Last season was a lost one for the Hogs, but their identity has started to take shape. And again — no stunner — but it's a massive offensive line that's possibly the biggest in college football (and, at 326 pounds per man, would be one of the biggest in the NFL, too) that's paving the way for a great run game. Bielema has admitted that the talent up front does not stack up to those of some of his vintage Wisconsin teams. But there are a few next-level players, including Brey Cook (the only senior starter), who checks in at 6-7 and 322 and could be a right tackle or a guard in the NFL as a mid-round prospect.

Washington linebacker Shaq Thompson (Joe Nicholson-USA TODAY Sports)
Washington linebacker Shaq Thompson (Joe Nicholson-USA TODAY Sports)

• Have you seen Washington linebacker Shaq Thompson play? If not, check out the diverse skills he brings. The 6-1, 228-pound junior projects to be a seek-and-flow weakside linebacker in the pros, and even though he has eligibility left there has been talk of him testing the NFL draft waters this coming spring.

He's the second-leading tackler for the Huskies with 28 in four games, and Thompson has scored three touchdowns this season — one off an interception, one off a fumble recovery and one as a running back.

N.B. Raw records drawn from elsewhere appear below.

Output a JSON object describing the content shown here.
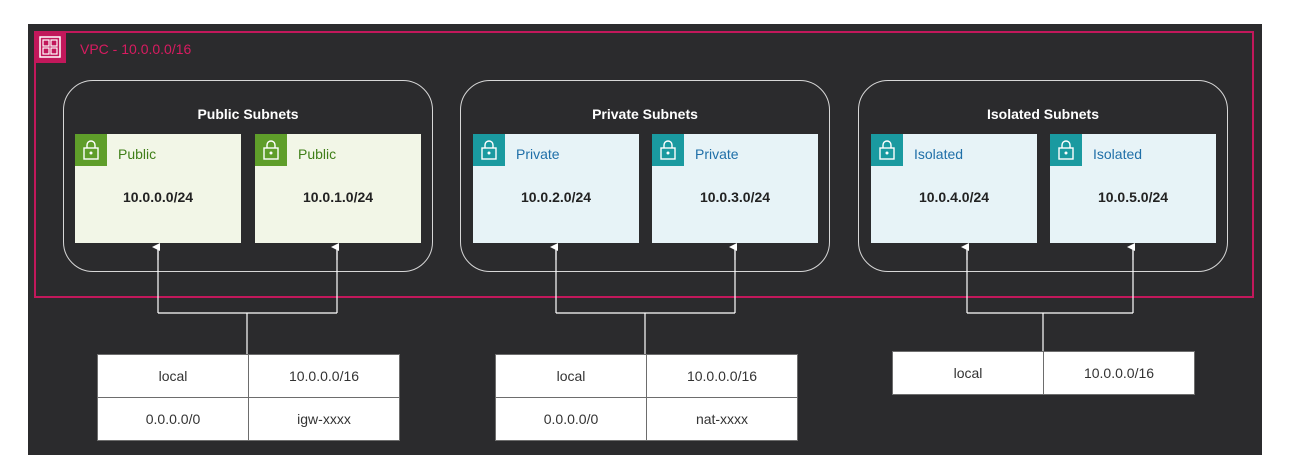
{
  "vpc": {
    "label": "VPC - 10.0.0.0/16",
    "accent": "#c2185b",
    "icon": "vpc-icon"
  },
  "groups": [
    {
      "title": "Public Subnets",
      "subnets": [
        {
          "name": "Public",
          "cidr": "10.0.0.0/24",
          "icon": "lock-icon"
        },
        {
          "name": "Public",
          "cidr": "10.0.1.0/24",
          "icon": "lock-icon"
        }
      ],
      "route_table": [
        [
          "local",
          "10.0.0.0/16"
        ],
        [
          "0.0.0.0/0",
          "igw-xxxx"
        ]
      ]
    },
    {
      "title": "Private Subnets",
      "subnets": [
        {
          "name": "Private",
          "cidr": "10.0.2.0/24",
          "icon": "lock-icon"
        },
        {
          "name": "Private",
          "cidr": "10.0.3.0/24",
          "icon": "lock-icon"
        }
      ],
      "route_table": [
        [
          "local",
          "10.0.0.0/16"
        ],
        [
          "0.0.0.0/0",
          "nat-xxxx"
        ]
      ]
    },
    {
      "title": "Isolated Subnets",
      "subnets": [
        {
          "name": "Isolated",
          "cidr": "10.0.4.0/24",
          "icon": "lock-icon"
        },
        {
          "name": "Isolated",
          "cidr": "10.0.5.0/24",
          "icon": "lock-icon"
        }
      ],
      "route_table": [
        [
          "local",
          "10.0.0.0/16"
        ]
      ]
    }
  ],
  "colors": {
    "background": "#2b2b2d",
    "public_fill": "#f2f6e7",
    "public_icon": "#5f9e2a",
    "private_fill": "#e7f3f7",
    "private_icon": "#1a9aa0"
  }
}
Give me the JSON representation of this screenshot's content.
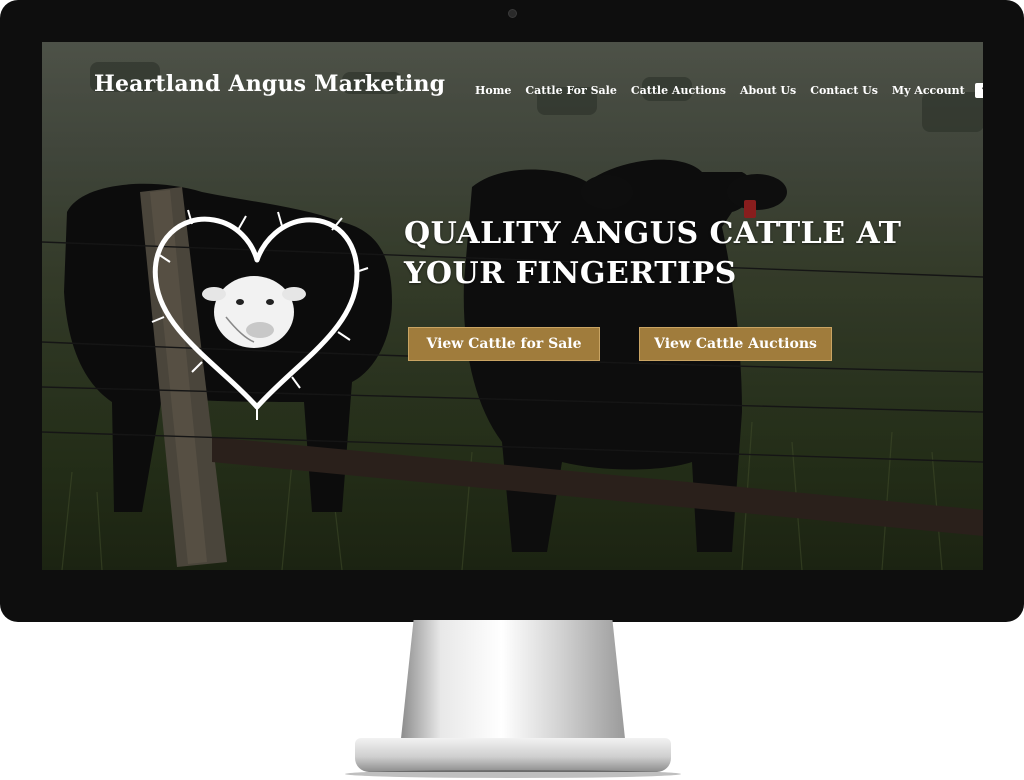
{
  "site": {
    "title": "Heartland Angus Marketing"
  },
  "nav": {
    "items": [
      {
        "label": "Home"
      },
      {
        "label": "Cattle For Sale"
      },
      {
        "label": "Cattle Auctions"
      },
      {
        "label": "About Us"
      },
      {
        "label": "Contact Us"
      },
      {
        "label": "My Account"
      }
    ],
    "social_icon": "facebook-icon"
  },
  "hero": {
    "headline_line1": "QUALITY ANGUS CATTLE AT",
    "headline_line2": "YOUR FINGERTIPS",
    "buttons": {
      "sale_label": "View Cattle for Sale",
      "auction_label": "View Cattle Auctions"
    },
    "logo_icon": "barbed-wire-heart-cow-icon"
  },
  "colors": {
    "button_bg": "#a07c3c",
    "button_border": "#c9a463",
    "text": "#ffffff",
    "bezel": "#0e0e0e"
  }
}
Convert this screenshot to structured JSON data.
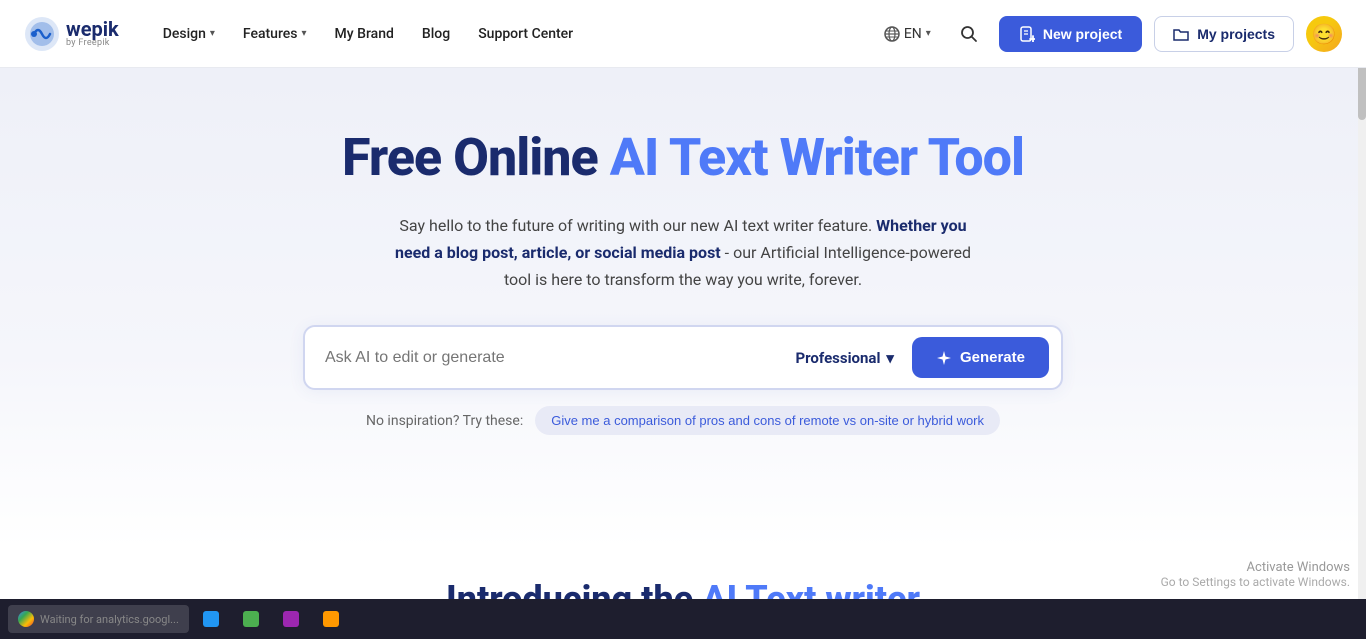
{
  "brand": {
    "name": "wepik",
    "tagline": "by Freepik",
    "logo_emoji": "🔵"
  },
  "navbar": {
    "design_label": "Design",
    "features_label": "Features",
    "mybrand_label": "My Brand",
    "blog_label": "Blog",
    "support_label": "Support Center",
    "lang_label": "EN",
    "new_project_label": "New project",
    "my_projects_label": "My projects"
  },
  "hero": {
    "title_part1": "Free Online ",
    "title_part2": "AI Text Writer Tool",
    "subtitle_plain1": "Say hello to the future of writing with our new AI text writer feature. ",
    "subtitle_bold": "Whether you need a blog post, article, or social media post",
    "subtitle_plain2": " - our Artificial Intelligence-powered tool is here to transform the way you write, forever."
  },
  "ai_input": {
    "placeholder": "Ask AI to edit or generate",
    "tone_label": "Professional",
    "generate_label": "Generate"
  },
  "suggestions": {
    "label": "No inspiration? Try these:",
    "chips": [
      "Give me a comparison of pros and cons of remote vs on-site or hybrid work"
    ]
  },
  "bottom": {
    "title_part1": "Introducing the ",
    "title_part2": "AI Text writer"
  },
  "activate_windows": {
    "title": "Activate Windows",
    "subtitle": "Go to Settings to activate Windows."
  },
  "taskbar": {
    "status_text": "Waiting for analytics.googl..."
  }
}
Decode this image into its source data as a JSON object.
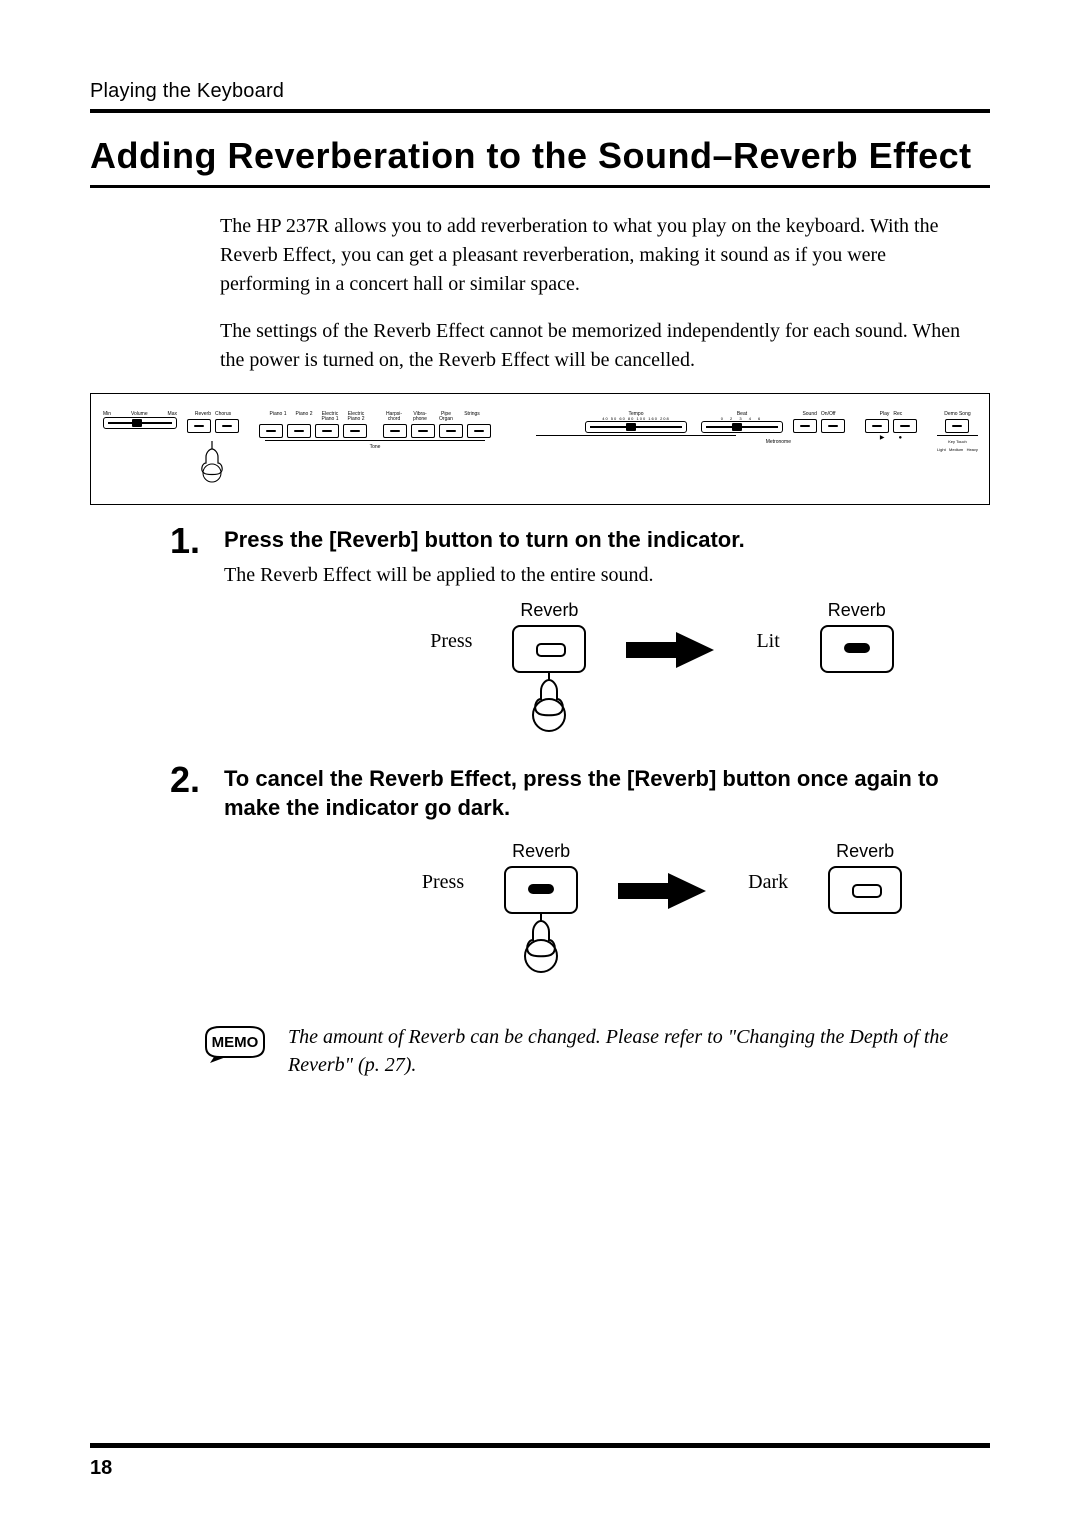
{
  "running_head": "Playing the Keyboard",
  "title": "Adding Reverberation to the Sound–Reverb Effect",
  "intro": {
    "p1": "The HP 237R allows you to add reverberation to what you play on the keyboard. With the Reverb Effect, you can get a pleasant reverberation, making it sound as if you were performing in a concert hall or similar space.",
    "p2": "The settings of the Reverb Effect cannot be memorized independently for each sound. When the power is turned on, the Reverb Effect will be cancelled."
  },
  "panel": {
    "volume": {
      "label": "Volume",
      "min": "Min",
      "max": "Max"
    },
    "effects": [
      "Reverb",
      "Chorus"
    ],
    "tones": [
      "Piano 1",
      "Piano 2",
      "Electric Piano 1",
      "Electric Piano 2",
      "Harpsi-chord",
      "Vibra-phone",
      "Pipe Organ",
      "Strings"
    ],
    "tone_group": "Tone",
    "tempo": {
      "label": "Tempo",
      "ticks": "40 50 60 80 100 160 208"
    },
    "beat": {
      "label": "Beat",
      "ticks": "0   2   3   4   6"
    },
    "metronome_group": "Metronome",
    "sound": "Sound",
    "onoff": "On/Off",
    "play": "Play",
    "rec": "Rec",
    "demo": "Demo Song",
    "keytouch": "Key Touch",
    "touch_levels": "Light   Medium   Heavy",
    "play_marker": "▶",
    "rec_marker": "●"
  },
  "steps": {
    "s1": {
      "num": "1.",
      "heading": "Press the [Reverb] button to turn on the indicator.",
      "text": "The Reverb Effect will be applied to the entire sound.",
      "left_label": "Press",
      "caption_l": "Reverb",
      "right_label": "Lit",
      "caption_r": "Reverb"
    },
    "s2": {
      "num": "2.",
      "heading": "To cancel the Reverb Effect, press the [Reverb] button once again to make the indicator go dark.",
      "left_label": "Press",
      "caption_l": "Reverb",
      "right_label": "Dark",
      "caption_r": "Reverb"
    }
  },
  "memo": {
    "label": "MEMO",
    "text": "The amount of Reverb can be changed. Please refer to \"Changing the Depth of the Reverb\" (p. 27)."
  },
  "page_number": "18"
}
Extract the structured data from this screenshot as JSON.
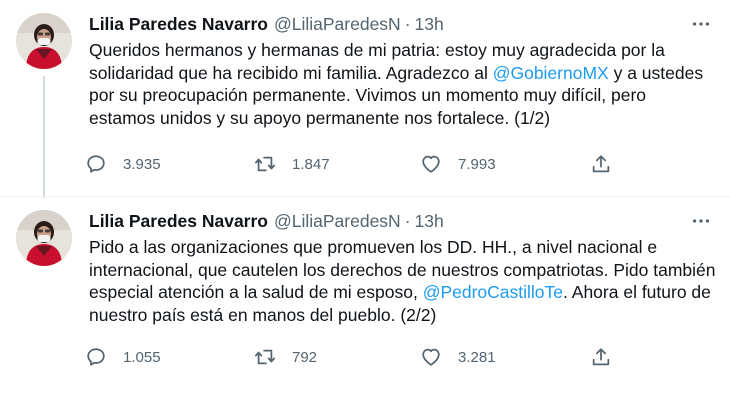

Yes, they use him on offense — eat your heart out, Myles Jack — in the backfield, and could even expand his offensive role.

Why? On six carries, he has 82 yards (13.7 yards per carry), including a 57-yard romp.

NFL scouts prefer to see Thompson stick to defense, but his athleticism and versatility show just what a special athlete Thompson is.

• Oregon's Ifo Ekpre-Olomu returned to school this season for a chance to win a national championship and solidify his status as the top cover corner in college football. So is he? Perhaps, but Ekpre-Olomu was beaten a few times deep by Washington State receiver Dom Williams, and Ekpre-Olomu's size (he's listed as 5-10 but might be closer to 5-9, and 185 pounds) could work against him in some schemes.

Still, one look at his acrobatic interception against Michigan State will have NFL teams thinking that Ekpre-Olomu might be a better version of the San Diego Chargers' Jason Verrett, who was the 25th overall pick this year.

Top 5 wide receivers

Every week we’ll run a top-five list related to the 2015 NFL draft.

1. Cooper, Alabama — Has raised the bar and has the requisite physical skills to be a No. 1 receiver in the NFL.

2. Sammie Coates, Auburn — Freakish combination of speed and strength but could use a little polish to his game.

3. Dorial Green-Beckham, Oklahoma (ex-Missouri) — Rare size and radius and legitimate No. 1 ability, but major character questions loom.

4. Devin Funchess, Michigan — Tight end-sized wideout could be a mismatch on the next level capable of playing multiple spots.

5. Rashad Greene, Florida State — Not the most physically impressive receiver, but clutch performer with deceptive speed who just gets open.

- - - - - - -

Eric Edholm is a writer for Shutdown Corner on Yahoo Sports. Have a tip? Email him at or follow him on Twitter!

What to Read Next